Written by: Edward Moya | OANDA

The buy-the-dip strategy that has worked so well during the pandemic will soon be tested.  Investors initially hit the sell button as growth forecasts for the remainder of the year got slashed as several parts of the world continues to struggle with the fight against COVID-19.  A month ago, everyone was thinking the US economy could grow between 8-10%, now that has come down closer to 6%.  Growth concerns were dragged down after both news that the Olympics in Tokyo will occur without fans and that the US isn’t any closer to lifting restrictions on international travel. 

Treasury yields continue to fall and that might not change unless inflation expectations grow.  The 10-year Treasury yield fell below 1.25% in early trade and is settling closer to 1.29%.  

Wall Street also has a little bit of nervousness that this earnings season will show peak growth and that is as good as it will get.  Elevated stock valuations and a ton of froth in the market have some investors very anxious to head for the sidelines if the banks don’t provide enough reasons to be optimistic about the US consumer.  The stock market will see a ton of support from central banks, but the certain pockets of froth might be ripe for a major pullback.  Energy stocks and and anything tied to China could be vulnerable over these next couple of weeks.  

Earnings season officially kicks off on Tuesday with JPMorgan, Pepsico, Fastenal, and Goldman Sachs reporting before the opening bell. 


The euro is rallying as bond yields slide as concerns grow over the global economic growth outlook for the rest of the year.  The ECB strategy review confirmed the adoption of a symmetric 2% target over the medium term.  What the ECB didn’t clarify is how much they will allow inflation to overshoot.  The new strategy will take effect with the July 22nd ECB monetary policy decision. 

The ECB also released a roadmap of climate change-related actions.  This will draw some controversy as the central bank will outline key proposals in tackling climate risks. 
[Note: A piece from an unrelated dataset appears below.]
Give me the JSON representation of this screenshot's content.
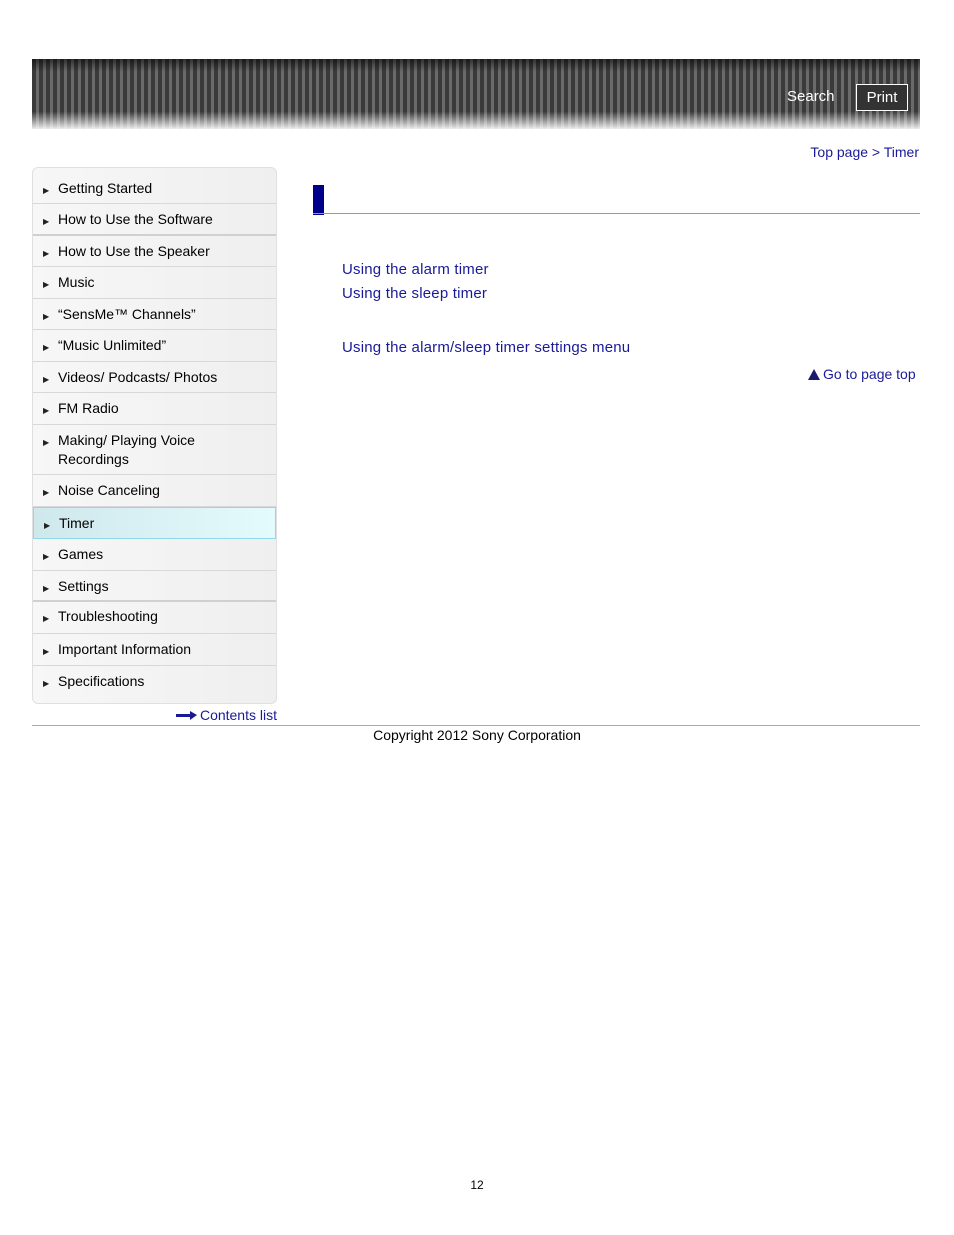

Crude prices rebounded after the EIA crude oil inventory report confirmed another significant draw as gasoline demand surged to a record high.  The Moya household vacation to Bethany Beach, Delaware happily contributed to the robust demand.  Oil bulls did take some caution to the 200,000 bpd rise in US production and lower refinery utilization. 

Oil prices have come off too much and that is why weakness didn’t remain the theme despite growing concerns about the spread of the delta COVID Variant.  International travel will remain depressed, especially considering some of the surges happening globally.  WTI crude seems poised to settle around the low $70s.


The move higher with gold prices has tentatively been exhausted.  Gold prices quickly retreated after rallying above $1,818 as profit-taking triggered a move below the $1,800 level.  Most of the headlines on Wall Street support higher gold prices, but a stronger dollar got in the way of today’s rally. 

Gold’s short-term outlook is looking rather bullish again now that several parts of the world are grappling with the delta COVID variant and that is downgrading all the global growth forecasts. 


Cryptocurrencies across the board are tumbling hard on both concerns that China’s central bank is worried about stablecoins’ risk to financial systems and on broad risk aversion that has risky assets tumbling.  Bitcoin appears to be sliding back towards the lower end of the $30,000 to $40,000 trading range.  The news that cryptocurrency operator Circle , who has a stablecoin, will go public in a blank-check merger deal valued at $4.5 billion is positive for the cryptoverse but didn’t excite traders. 

Bitcoin can’t shake off any negative news from Beijing until the majority of the mining has found a new home, that is hopefully using clean energy. Scrutiny over the progress on using renewable energy is growing and that might take time to prove otherwise. 

Related: Persistent Inflation Threatens the Recovery